Le Roy Engloys
Le Roy engloys is a song found in the Bayeux Manuscript, a collection of more than a hundred songs compiled at the start if the 16th century AD by Charles III de Bourbon and written at the end of the 15th century AD, some dozens of years after the end of the Hundred Years' War.
The song contains numerous historical errors due to the fact that its composition took place close to half a century after the events it recounts. The English King Henry V is said to have died in Saint-Fiacre in Brie, while in reality he died in Vincennes. The "Captain Pregént" is Prigent VII de Coëtivy, one of the victors, along with Jean de Clermont, of the Battle of Formigny, on 18 April 1450 (3500 dead on the English side, 500 on the French side). The Middle French word used for "tails", "couez", bears a resemblance to the word "couard", meaning "coward". The word "Godon" was a French ethnic slur for English people, which may be the result of a corruption of "God-damn".

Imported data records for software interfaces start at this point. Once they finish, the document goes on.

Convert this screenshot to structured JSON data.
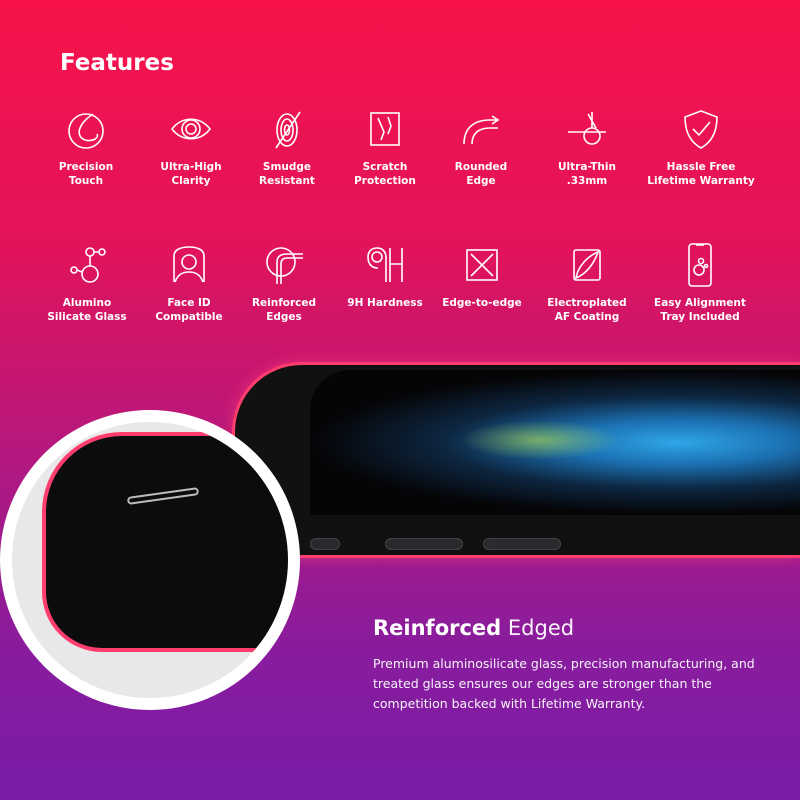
{
  "title": "Features",
  "features_row1": [
    {
      "icon": "touch-icon",
      "label": "Precision\nTouch"
    },
    {
      "icon": "eye-icon",
      "label": "Ultra-High\nClarity"
    },
    {
      "icon": "fingerprint-slash-icon",
      "label": "Smudge\nResistant"
    },
    {
      "icon": "scratch-icon",
      "label": "Scratch\nProtection"
    },
    {
      "icon": "rounded-edge-icon",
      "label": "Rounded\nEdge"
    },
    {
      "icon": "thin-layer-icon",
      "label": "Ultra-Thin\n.33mm"
    },
    {
      "icon": "shield-check-icon",
      "label": "Hassle Free\nLifetime Warranty"
    }
  ],
  "features_row2": [
    {
      "icon": "molecule-icon",
      "label": "Alumino\nSilicate Glass"
    },
    {
      "icon": "face-id-icon",
      "label": "Face ID\nCompatible"
    },
    {
      "icon": "reinforced-edge-icon",
      "label": "Reinforced\nEdges"
    },
    {
      "icon": "9h-icon",
      "label": "9H Hardness"
    },
    {
      "icon": "edge-to-edge-icon",
      "label": "Edge-to-edge"
    },
    {
      "icon": "coating-icon",
      "label": "Electroplated\nAF Coating"
    },
    {
      "icon": "phone-tray-icon",
      "label": "Easy Alignment\nTray Included"
    }
  ],
  "section": {
    "title_bold": "Reinforced",
    "title_light": "Edged",
    "description": "Premium aluminosilicate glass, precision manufacturing, and treated glass ensures our edges are stronger than the competition backed with Lifetime Warranty."
  },
  "colors": {
    "top": "#f7134a",
    "bottom": "#7a1ca8",
    "edge_glow": "#ff3d6e"
  }
}
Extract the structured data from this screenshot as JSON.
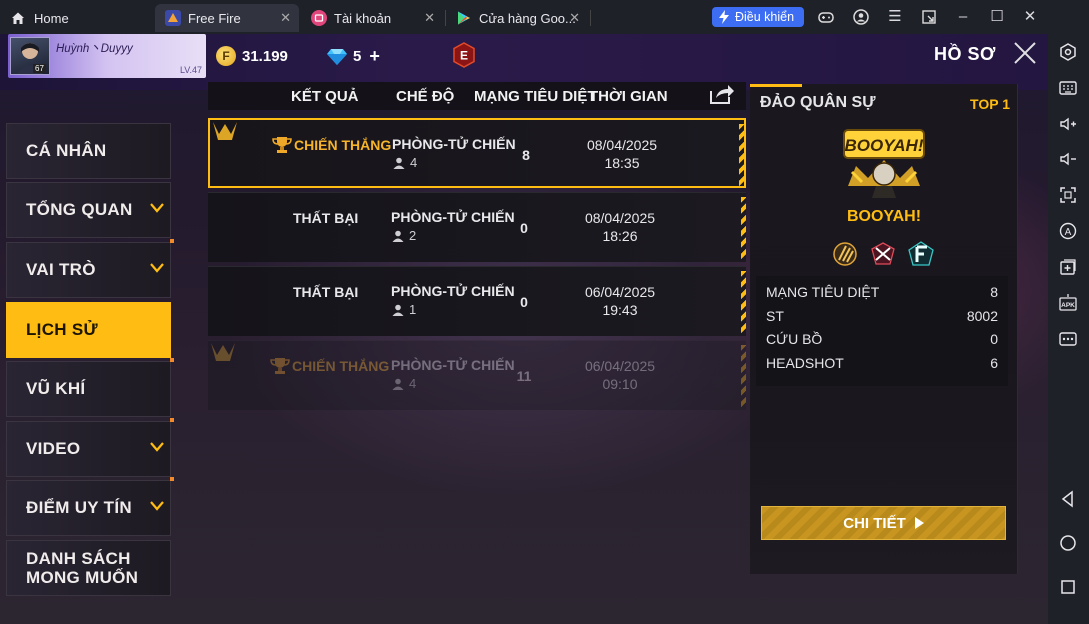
{
  "browser": {
    "tabs": [
      {
        "label": "Home"
      },
      {
        "label": "Free Fire"
      },
      {
        "label": "Tài khoản"
      },
      {
        "label": "Cửa hàng Goo..."
      }
    ],
    "control_label": "Điều khiển"
  },
  "header": {
    "player_name": "Huỳnh丶Duyyy",
    "avatar_level": "67",
    "profile_level": "LV.47",
    "gold": "31.199",
    "diamonds": "5",
    "title": "HỒ SƠ"
  },
  "nav": {
    "items": [
      {
        "label": "CÁ NHÂN",
        "active": false
      },
      {
        "label": "TỔNG QUAN",
        "active": false
      },
      {
        "label": "VAI TRÒ",
        "active": false
      },
      {
        "label": "LỊCH SỬ",
        "active": true
      },
      {
        "label": "VŨ KHÍ",
        "active": false
      },
      {
        "label": "VIDEO",
        "active": false
      },
      {
        "label": "ĐIỂM UY TÍN",
        "active": false
      },
      {
        "label": "DANH SÁCH",
        "label2": "MONG MUỐN",
        "active": false
      }
    ]
  },
  "table": {
    "headers": [
      "KẾT QUẢ",
      "CHẾ ĐỘ",
      "MẠNG TIÊU DIỆT",
      "THỜI GIAN"
    ],
    "rows": [
      {
        "result": "CHIẾN THẮNG",
        "mode": "PHÒNG-TỬ CHIẾN",
        "players": "4",
        "kills": "8",
        "date": "08/04/2025",
        "time": "18:35"
      },
      {
        "result": "THẤT BẠI",
        "mode": "PHÒNG-TỬ CHIẾN",
        "players": "2",
        "kills": "0",
        "date": "08/04/2025",
        "time": "18:26"
      },
      {
        "result": "THẤT BẠI",
        "mode": "PHÒNG-TỬ CHIẾN",
        "players": "1",
        "kills": "0",
        "date": "06/04/2025",
        "time": "19:43"
      },
      {
        "result": "CHIẾN THẮNG",
        "mode": "PHÒNG-TỬ CHIẾN",
        "players": "4",
        "kills": "11",
        "date": "06/04/2025",
        "time": "09:10"
      }
    ]
  },
  "detail": {
    "map": "ĐẢO QUÂN SỰ",
    "rank": "TOP 1",
    "booyah_art": "BOOYAH!",
    "booyah_label": "BOOYAH!",
    "stats": [
      {
        "label": "MẠNG TIÊU DIỆT",
        "value": "8"
      },
      {
        "label": "ST",
        "value": "8002"
      },
      {
        "label": "CỨU BỒ",
        "value": "0"
      },
      {
        "label": "HEADSHOT",
        "value": "6"
      }
    ],
    "button": "CHI TIẾT"
  },
  "colors": {
    "accent": "#ffbd13",
    "win": "#f7b42a",
    "control_button": "#3d6df2"
  }
}
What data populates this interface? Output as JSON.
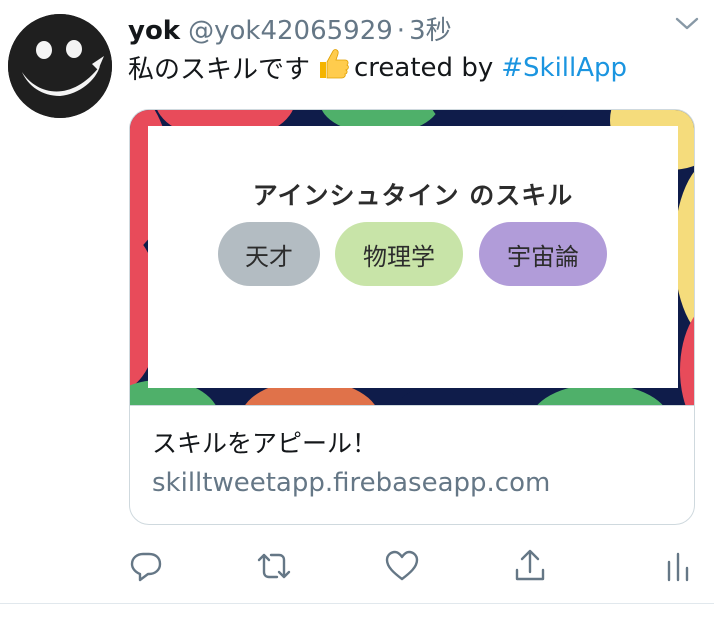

|Original lyrics in Middle French||English translation|
Le Roy Engloys se faisoit appeler
The English King named himself
Or est-il mort à Sainct-Fiacre en Brye,
But he died in Saint-Fiacre in Brie,
Ils ont chargé l’artillerie sur mer,
They have charged the artillery to the sea,
Mais leur effort n’est rien que moquerie :
But their effort is nothing but mockery:
- Gérold, Théodore (1921). Le Manuscrit de Bayeux, texte et musique d'un recueil de chansons du XVe siècle. Librairie Istria: Faculty of French Literature and Language of the University of Strasburg. p. 103. read online
- Nicolle, David (2012). The Fall of English France 1449–53. p. 29. Search this book on
- EFFE, Frédéric (22 April 2016). "Le Roy Engloys ou le roé anglais". moyenagepassion. Retrieved 16 July 2020. Unknown parameter
- de Ullmann, Stephen (December 1947). "Anglicisms in French-Notes on Their Chronology, Range, and Reception". PMLA. Modern Language Association. 62 (4): 1155–1156. doi:10.2307/459155. JSTOR 459155.
- Foulsham, Martha; Gunther, G.; Ryan, John S. (1992). "Appendix 1 Godams (Thesis, part 5)". Stand Up the Real Maid: The St Joan Theme in Selected Modern English Language and European Authors (Thesis). p. 231.
This article "Le Roy Engloys" is from Wikipedia. The list of its authors can be seen in its historical and/or the page Edithistory:Le Roy Engloys. Articles copied from Draft Namespace on Wikipedia could be seen on the Draft Namespace of Wikipedia and not main one.